For the study, Kent State University researchers surveyed more than 500 university students. Daily cell phone use was recorded along with a clinical measure of anxiety and each student's level of satisfaction with their own life, or in other words happiness. Finally, all participants allowed the researchers to access their official university records in order to retrieve their actual, cumulative college grade point average (GPA). All students surveyed were undergraduate students and were equally distributed by class (freshman, sophomore, junior and senior).

Results of the analysis showed that cell phone use was negatively related to GPA and positively related to anxiety. Following this, GPA was positively related to happiness while anxiety was negatively related to happiness. Thus, for the population studied, high frequency cell phone users tended to have lower GPA, higher anxiety, and lower satisfaction with life (happiness) relative to their peers who used the cell phone less often. The statistical model illustrating these relationships was highly significant.

The study was published in the journal Computers in Human Behavior.

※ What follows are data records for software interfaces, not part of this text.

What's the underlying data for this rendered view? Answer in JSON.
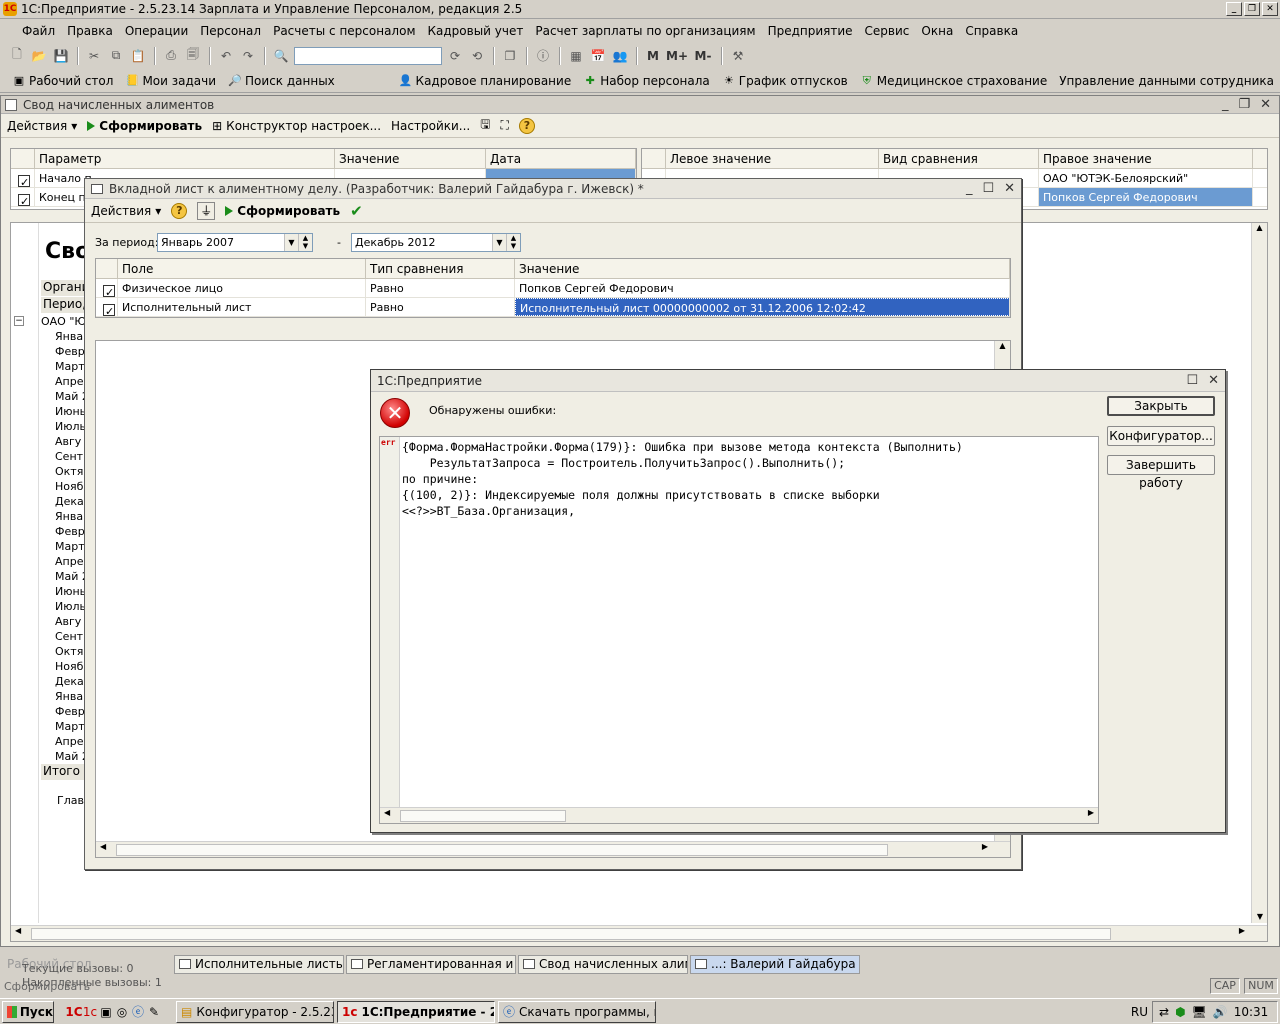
{
  "app": {
    "title": "1С:Предприятие - 2.5.23.14 Зарплата и Управление Персоналом, редакция 2.5"
  },
  "menu": [
    "Файл",
    "Правка",
    "Операции",
    "Персонал",
    "Расчеты с персоналом",
    "Кадровый учет",
    "Расчет зарплаты по организациям",
    "Предприятие",
    "Сервис",
    "Окна",
    "Справка"
  ],
  "toolbar": {
    "m": "M",
    "mplus": "M+",
    "mminus": "M-"
  },
  "links": [
    "Рабочий стол",
    "Мои задачи",
    "Поиск данных",
    "Кадровое планирование",
    "Набор персонала",
    "График отпусков",
    "Медицинское страхование",
    "Управление данными сотрудника"
  ],
  "main_window": {
    "title": "Свод начисленных алиментов",
    "actions": "Действия",
    "generate": "Сформировать",
    "constructor": "Конструктор настроек...",
    "settings": "Настройки...",
    "params_grid": {
      "headers": [
        "Параметр",
        "Значение",
        "Дата"
      ],
      "rows": [
        {
          "param": "Начало п"
        },
        {
          "param": "Конец пе"
        }
      ]
    },
    "filter_grid": {
      "headers": [
        "Левое значение",
        "Вид сравнения",
        "Правое значение"
      ],
      "rows": [
        {
          "right": "ОАО \"ЮТЭК-Белоярский\""
        },
        {
          "right": "Попков Сергей Федорович"
        }
      ]
    },
    "report": {
      "title": "Сво",
      "org_label": "Органи",
      "period_label": "Перио,",
      "org_row": "ОАО \"Ю",
      "months": [
        "Янва",
        "Февр",
        "Март",
        "Апре",
        "Май 2",
        "Июнь",
        "Июль",
        "Авгу",
        "Сент",
        "Октя",
        "Нояб",
        "Дека",
        "Янва",
        "Февр",
        "Март",
        "Апре",
        "Май 2",
        "Июнь",
        "Июль",
        "Авгу",
        "Сент",
        "Октя",
        "Нояб",
        "Дека",
        "Янва",
        "Февр",
        "Март",
        "Апре",
        "Май 2"
      ],
      "total": "Итого",
      "chief": "Глав"
    }
  },
  "dialog1": {
    "title": "Вкладной лист к алиментному делу. (Разработчик: Валерий Гайдабура г. Ижевск) *",
    "actions": "Действия",
    "generate": "Сформировать",
    "period_label": "За период:",
    "period_from": "Январь 2007",
    "period_sep": "-",
    "period_to": "Декабрь 2012",
    "grid": {
      "headers": [
        "Поле",
        "Тип сравнения",
        "Значение"
      ],
      "rows": [
        {
          "field": "Физическое лицо",
          "cmp": "Равно",
          "value": "Попков Сергей Федорович"
        },
        {
          "field": "Исполнительный лист",
          "cmp": "Равно",
          "value": "Исполнительный лист 00000000002 от 31.12.2006 12:02:42"
        }
      ]
    }
  },
  "error_dialog": {
    "title": "1С:Предприятие",
    "message": "Обнаружены ошибки:",
    "btn_close": "Закрыть",
    "btn_configurator": "Конфигуратор...",
    "btn_exit": "Завершить работу",
    "err_tag": "err",
    "code_lines": [
      "{Форма.ФормаНастройки.Форма(179)}: Ошибка при вызове метода контекста (Выполнить)",
      "    РезультатЗапроса = Построитель.ПолучитьЗапрос().Выполнить();",
      "по причине:",
      "{(100, 2)}: Индексируемые поля должны присутствовать в списке выборки",
      "<<?>>ВТ_База.Организация,"
    ]
  },
  "window_tabs": [
    "Рабочий стол",
    "Исполнительные листы [Ис...",
    "Регламентированная и фин...",
    "Свод начисленных алимент...",
    "...: Валерий Гайдабура г. И..."
  ],
  "status": {
    "current_calls": "Текущие вызовы: 0",
    "accumulated_calls": "Накопленные вызовы: 1",
    "generating": "Сформировать",
    "cap": "CAP",
    "num": "NUM"
  },
  "taskbar": {
    "start": "Пуск",
    "tasks": [
      "Конфигуратор - 2.5.23....",
      "1С:Предприятие - 2.5....",
      "Скачать программы, ко..."
    ],
    "lang": "RU",
    "time": "10:31"
  }
}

Source: Kent State University
http://www.kent.edu/news/news-detail.cfm?newsitem=C87DA8EB-0E77-DCF2-AAD1C317FB742933